Like a burgeoning romance, I want to embrace gravity just as much as I want to resist it. Exercising outside in low temperatures is one of my favorite activities. I love the quick internal warming of uphill stretches, cold air in my lungs, my breath visible. If chair lifts provide a one-sided conversation with gravity, the backcountry allows for a dialogue.
In the backcountry, a skiers’ union with gravity is a necessary paradox, providing thrill and threat, delight and danger. Gravity can result in both avalanches and snow-pack stabilization. A skier commits to gravity—compromising just enough to reap the reward of the risk. It is an uncertain cycle—giving into the pull without losing control, and needing to relinquish control to give in to the pull. The outcome isn’t known until—sweat beading, thighs burning, spirit soaring—one looks back at the slope to see smooth lines carved into the powder.
The history of a marriage with gravity is written in the wake of my turns, a lack of devotion punctuated by a fall, graceful arcs signaling a successful collaboration. To ski rather than skid, to float rather than fall, to live rather than languish, we must commit ourselves to both gravity and love, natural phenomena which are palpable only in their effect.
I first listened to Carrier’s story to feel the sharp loss of love.

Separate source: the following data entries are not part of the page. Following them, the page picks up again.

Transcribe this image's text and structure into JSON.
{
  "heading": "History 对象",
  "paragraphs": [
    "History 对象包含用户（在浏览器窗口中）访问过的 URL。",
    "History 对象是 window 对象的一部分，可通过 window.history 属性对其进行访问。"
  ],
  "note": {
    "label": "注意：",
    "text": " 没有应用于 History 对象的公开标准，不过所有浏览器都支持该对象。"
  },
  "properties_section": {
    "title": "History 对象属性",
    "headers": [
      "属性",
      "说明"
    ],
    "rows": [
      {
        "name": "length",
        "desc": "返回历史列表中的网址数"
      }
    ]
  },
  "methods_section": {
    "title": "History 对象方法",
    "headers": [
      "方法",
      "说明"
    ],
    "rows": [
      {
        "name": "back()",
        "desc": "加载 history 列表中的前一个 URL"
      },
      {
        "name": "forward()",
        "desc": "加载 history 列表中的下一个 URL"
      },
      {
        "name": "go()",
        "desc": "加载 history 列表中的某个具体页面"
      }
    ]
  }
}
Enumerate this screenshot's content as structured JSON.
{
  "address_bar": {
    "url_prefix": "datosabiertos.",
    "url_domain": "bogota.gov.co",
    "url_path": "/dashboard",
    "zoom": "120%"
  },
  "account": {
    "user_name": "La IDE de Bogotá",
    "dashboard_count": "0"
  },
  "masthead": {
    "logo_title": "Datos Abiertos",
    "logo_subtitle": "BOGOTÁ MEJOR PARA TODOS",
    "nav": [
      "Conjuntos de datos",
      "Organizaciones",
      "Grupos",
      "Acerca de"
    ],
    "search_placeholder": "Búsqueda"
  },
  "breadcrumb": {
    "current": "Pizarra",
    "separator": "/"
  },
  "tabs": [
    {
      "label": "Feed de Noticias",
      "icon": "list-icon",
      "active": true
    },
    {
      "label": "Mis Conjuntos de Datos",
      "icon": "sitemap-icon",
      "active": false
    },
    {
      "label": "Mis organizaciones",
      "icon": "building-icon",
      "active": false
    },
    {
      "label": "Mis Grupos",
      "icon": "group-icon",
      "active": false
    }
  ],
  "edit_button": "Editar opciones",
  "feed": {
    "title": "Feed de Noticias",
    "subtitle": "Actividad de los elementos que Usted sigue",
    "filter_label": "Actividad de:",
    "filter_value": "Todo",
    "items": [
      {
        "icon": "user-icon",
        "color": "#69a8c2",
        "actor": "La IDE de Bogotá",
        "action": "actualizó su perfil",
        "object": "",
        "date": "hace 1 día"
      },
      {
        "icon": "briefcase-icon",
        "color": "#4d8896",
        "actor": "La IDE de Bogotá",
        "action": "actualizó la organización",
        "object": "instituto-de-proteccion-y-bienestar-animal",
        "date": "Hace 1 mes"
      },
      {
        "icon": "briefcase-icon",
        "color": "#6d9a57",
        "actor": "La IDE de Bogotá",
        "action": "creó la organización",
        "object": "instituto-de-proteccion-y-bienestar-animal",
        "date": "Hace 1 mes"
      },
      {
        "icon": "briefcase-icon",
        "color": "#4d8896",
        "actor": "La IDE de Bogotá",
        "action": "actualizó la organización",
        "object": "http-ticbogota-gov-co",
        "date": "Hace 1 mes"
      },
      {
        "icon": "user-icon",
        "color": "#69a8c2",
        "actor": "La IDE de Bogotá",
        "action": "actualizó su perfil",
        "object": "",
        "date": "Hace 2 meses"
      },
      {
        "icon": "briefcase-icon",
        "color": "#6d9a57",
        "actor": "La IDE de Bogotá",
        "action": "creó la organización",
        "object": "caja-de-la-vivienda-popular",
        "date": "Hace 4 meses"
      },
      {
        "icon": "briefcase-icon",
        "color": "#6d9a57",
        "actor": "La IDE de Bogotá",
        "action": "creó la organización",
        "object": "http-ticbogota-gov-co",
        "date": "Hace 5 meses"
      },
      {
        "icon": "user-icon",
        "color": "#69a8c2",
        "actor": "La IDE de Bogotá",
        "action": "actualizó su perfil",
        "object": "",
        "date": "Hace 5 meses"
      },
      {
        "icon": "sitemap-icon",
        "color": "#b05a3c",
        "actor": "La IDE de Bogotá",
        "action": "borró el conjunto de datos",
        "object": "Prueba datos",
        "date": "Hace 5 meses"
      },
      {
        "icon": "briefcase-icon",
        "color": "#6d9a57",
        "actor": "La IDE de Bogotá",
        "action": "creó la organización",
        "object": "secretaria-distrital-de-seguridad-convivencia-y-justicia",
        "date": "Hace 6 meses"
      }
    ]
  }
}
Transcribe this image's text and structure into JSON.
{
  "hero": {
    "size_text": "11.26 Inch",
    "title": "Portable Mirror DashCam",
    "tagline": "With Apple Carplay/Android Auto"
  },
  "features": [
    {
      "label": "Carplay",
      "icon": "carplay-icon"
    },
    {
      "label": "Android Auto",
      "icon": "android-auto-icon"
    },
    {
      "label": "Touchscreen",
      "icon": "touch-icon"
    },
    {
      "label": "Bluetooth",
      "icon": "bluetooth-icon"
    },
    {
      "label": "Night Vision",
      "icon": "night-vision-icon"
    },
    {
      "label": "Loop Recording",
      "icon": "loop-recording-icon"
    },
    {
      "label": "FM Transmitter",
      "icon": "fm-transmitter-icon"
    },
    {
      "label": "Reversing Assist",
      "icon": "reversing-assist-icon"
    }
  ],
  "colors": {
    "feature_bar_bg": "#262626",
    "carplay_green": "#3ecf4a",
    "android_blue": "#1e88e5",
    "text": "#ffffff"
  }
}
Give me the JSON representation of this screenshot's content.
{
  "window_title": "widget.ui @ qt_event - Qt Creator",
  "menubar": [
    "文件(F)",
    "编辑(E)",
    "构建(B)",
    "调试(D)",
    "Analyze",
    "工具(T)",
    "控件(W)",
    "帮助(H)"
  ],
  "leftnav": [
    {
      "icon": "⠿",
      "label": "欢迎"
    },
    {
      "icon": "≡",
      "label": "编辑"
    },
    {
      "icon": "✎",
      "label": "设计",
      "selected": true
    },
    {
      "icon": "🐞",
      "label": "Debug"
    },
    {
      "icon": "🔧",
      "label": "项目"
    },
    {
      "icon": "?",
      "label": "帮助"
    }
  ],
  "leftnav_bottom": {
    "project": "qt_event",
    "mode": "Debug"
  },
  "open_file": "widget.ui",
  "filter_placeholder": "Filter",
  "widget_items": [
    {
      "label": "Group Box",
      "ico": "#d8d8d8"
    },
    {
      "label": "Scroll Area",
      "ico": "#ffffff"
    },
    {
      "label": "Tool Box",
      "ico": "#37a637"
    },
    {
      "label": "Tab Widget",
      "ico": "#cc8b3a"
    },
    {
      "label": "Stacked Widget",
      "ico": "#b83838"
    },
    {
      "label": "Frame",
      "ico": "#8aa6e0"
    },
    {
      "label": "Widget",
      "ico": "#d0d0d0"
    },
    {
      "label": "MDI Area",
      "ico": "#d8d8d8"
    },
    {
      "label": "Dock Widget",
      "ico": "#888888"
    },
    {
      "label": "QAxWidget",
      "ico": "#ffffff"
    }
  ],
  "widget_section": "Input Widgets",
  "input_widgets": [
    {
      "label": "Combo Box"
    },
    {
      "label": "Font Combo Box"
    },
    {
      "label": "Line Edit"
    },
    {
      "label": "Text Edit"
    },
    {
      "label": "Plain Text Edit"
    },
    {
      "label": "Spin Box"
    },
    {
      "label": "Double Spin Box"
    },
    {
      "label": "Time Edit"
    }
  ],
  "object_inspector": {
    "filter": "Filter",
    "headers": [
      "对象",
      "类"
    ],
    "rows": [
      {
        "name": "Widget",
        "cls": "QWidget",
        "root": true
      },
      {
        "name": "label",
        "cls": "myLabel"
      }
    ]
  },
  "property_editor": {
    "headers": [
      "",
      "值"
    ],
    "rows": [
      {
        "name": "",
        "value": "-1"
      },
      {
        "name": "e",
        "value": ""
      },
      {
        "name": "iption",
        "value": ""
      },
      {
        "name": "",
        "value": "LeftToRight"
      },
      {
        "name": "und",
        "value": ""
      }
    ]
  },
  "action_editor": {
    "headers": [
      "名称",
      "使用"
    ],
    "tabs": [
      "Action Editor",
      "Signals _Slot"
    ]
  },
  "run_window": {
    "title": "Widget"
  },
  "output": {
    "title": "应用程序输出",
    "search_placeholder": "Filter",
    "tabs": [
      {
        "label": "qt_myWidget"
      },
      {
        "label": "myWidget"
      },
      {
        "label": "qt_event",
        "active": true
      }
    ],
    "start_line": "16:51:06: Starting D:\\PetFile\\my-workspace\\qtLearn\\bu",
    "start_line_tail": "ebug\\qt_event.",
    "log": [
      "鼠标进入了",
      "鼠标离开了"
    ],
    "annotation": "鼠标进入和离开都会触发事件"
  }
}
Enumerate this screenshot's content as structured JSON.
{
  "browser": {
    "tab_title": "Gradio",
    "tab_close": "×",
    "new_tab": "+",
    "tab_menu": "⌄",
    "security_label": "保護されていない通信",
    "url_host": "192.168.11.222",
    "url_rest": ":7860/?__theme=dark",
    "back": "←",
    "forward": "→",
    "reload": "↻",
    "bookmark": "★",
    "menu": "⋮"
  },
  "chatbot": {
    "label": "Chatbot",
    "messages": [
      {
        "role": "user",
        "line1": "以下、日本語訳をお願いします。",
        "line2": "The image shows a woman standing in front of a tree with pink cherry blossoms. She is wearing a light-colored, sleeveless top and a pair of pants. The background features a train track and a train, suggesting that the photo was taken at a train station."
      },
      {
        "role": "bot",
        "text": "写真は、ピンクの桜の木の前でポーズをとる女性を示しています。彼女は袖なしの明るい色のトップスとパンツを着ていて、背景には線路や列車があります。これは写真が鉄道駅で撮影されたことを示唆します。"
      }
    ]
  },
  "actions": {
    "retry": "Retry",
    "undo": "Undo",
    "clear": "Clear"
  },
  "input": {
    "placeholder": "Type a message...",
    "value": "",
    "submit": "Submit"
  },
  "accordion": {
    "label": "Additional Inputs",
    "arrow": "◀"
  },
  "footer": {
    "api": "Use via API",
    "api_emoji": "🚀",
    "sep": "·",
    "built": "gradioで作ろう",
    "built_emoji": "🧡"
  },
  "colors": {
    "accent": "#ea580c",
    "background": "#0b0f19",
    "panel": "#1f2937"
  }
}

I resisted its pull and turned away, squaring my shoulders toward the periphery. I ski, in part, because it forces me to face uncertainty, to find the delicate balance between faith and doubt, challenge and comfort. I ski because it reminds me to keep my heart open.
When I’m standing at the top of Pan-Face in the Mt. Baker Ski Area, or waiting for my turn to drop into a certain bowl in the backcountry, and all I want to do is sideslip down the top steep section, I remind myself that turning away from gravity is as dangerous as turning away from love. An opportunity is missed. A moment of pure joy is relinquished. A particular freedom is lost. And so, with gloved hands clenching poles and knees bent, I twist my body toward the fall line, trusting an unseen force that is still considered a theory.